* [About this task]
Restate, word for word, the run of lines that starts at the line containing "Convert this screenshot" and ends with the final line of the listing. Leave pictures out.

* [Source records]
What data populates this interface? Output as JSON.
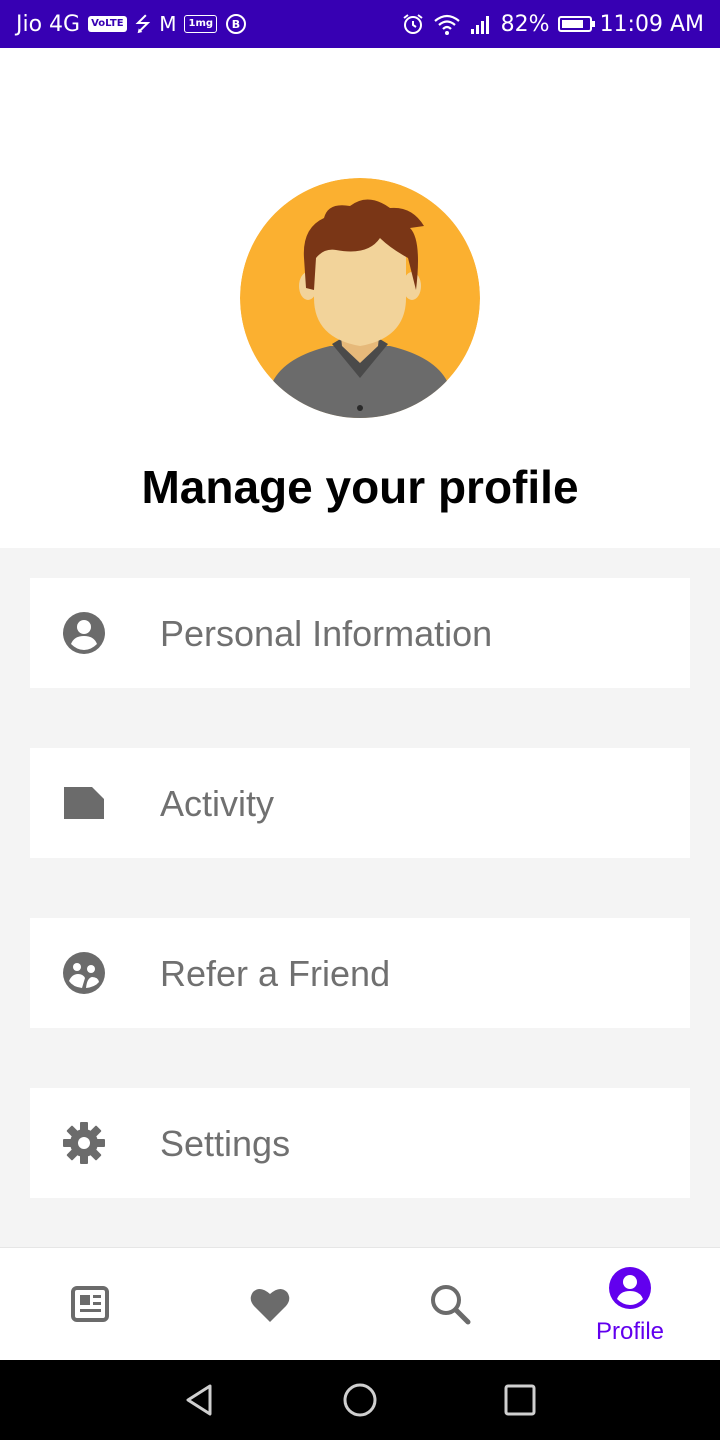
{
  "status_bar": {
    "carrier": "Jio 4G",
    "volte_badge": "VoLTE",
    "battery_percent": "82%",
    "battery_level": 0.82,
    "time": "11:09 AM",
    "icons": [
      "usb-icon",
      "gmail-icon",
      "tata-1mg-icon",
      "b-badge-icon",
      "alarm-icon",
      "wifi-icon",
      "signal-icon",
      "battery-icon"
    ]
  },
  "header": {
    "title": "Manage your profile",
    "avatar_icon": "user-avatar-illustration"
  },
  "menu": {
    "items": [
      {
        "label": "Personal Information",
        "icon": "account-circle-icon"
      },
      {
        "label": "Activity",
        "icon": "note-icon"
      },
      {
        "label": "Refer a Friend",
        "icon": "refer-friend-icon"
      },
      {
        "label": "Settings",
        "icon": "gear-icon"
      }
    ]
  },
  "bottom_nav": {
    "items": [
      {
        "icon": "newspaper-icon",
        "label": "",
        "active": false
      },
      {
        "icon": "heart-icon",
        "label": "",
        "active": false
      },
      {
        "icon": "search-icon",
        "label": "",
        "active": false
      },
      {
        "icon": "profile-icon",
        "label": "Profile",
        "active": true
      }
    ]
  },
  "colors": {
    "status_bar": "#3700b3",
    "accent": "#6200ee",
    "menu_text": "#707070",
    "icon_gray": "#6b6b6b",
    "content_bg": "#f4f4f4",
    "avatar_bg": "#fbb030"
  }
}
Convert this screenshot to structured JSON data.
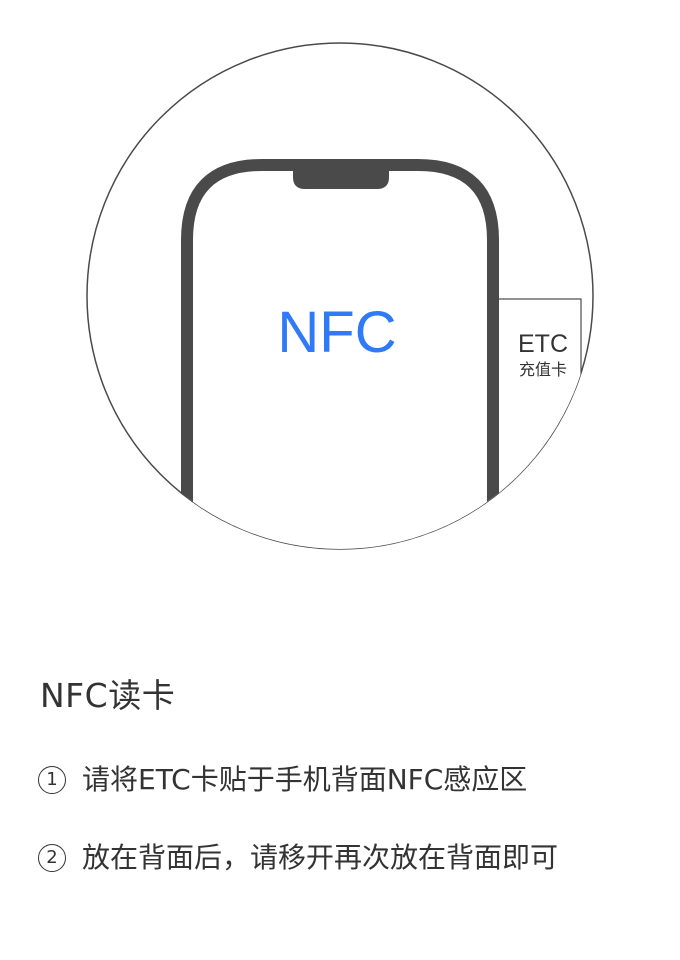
{
  "illustration": {
    "nfc_label": "NFC",
    "card": {
      "title": "ETC",
      "subtitle": "充值卡"
    },
    "nfc_color": "#2F7AF6"
  },
  "title": "NFC读卡",
  "steps": [
    {
      "number": "1",
      "text": "请将ETC卡贴于手机背面NFC感应区"
    },
    {
      "number": "2",
      "text": "放在背面后，请移开再次放在背面即可"
    }
  ]
}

* [Exercise response]
Convert this screenshot to structured JSON data.
{
  "illustration": {
    "nfc_label": "NFC",
    "card": {
      "title": "ETC",
      "subtitle": "充值卡"
    },
    "nfc_color": "#2F7AF6"
  },
  "title": "NFC读卡",
  "steps": [
    {
      "number": "1",
      "text": "请将ETC卡贴于手机背面NFC感应区"
    },
    {
      "number": "2",
      "text": "放在背面后，请移开再次放在背面即可"
    }
  ]
}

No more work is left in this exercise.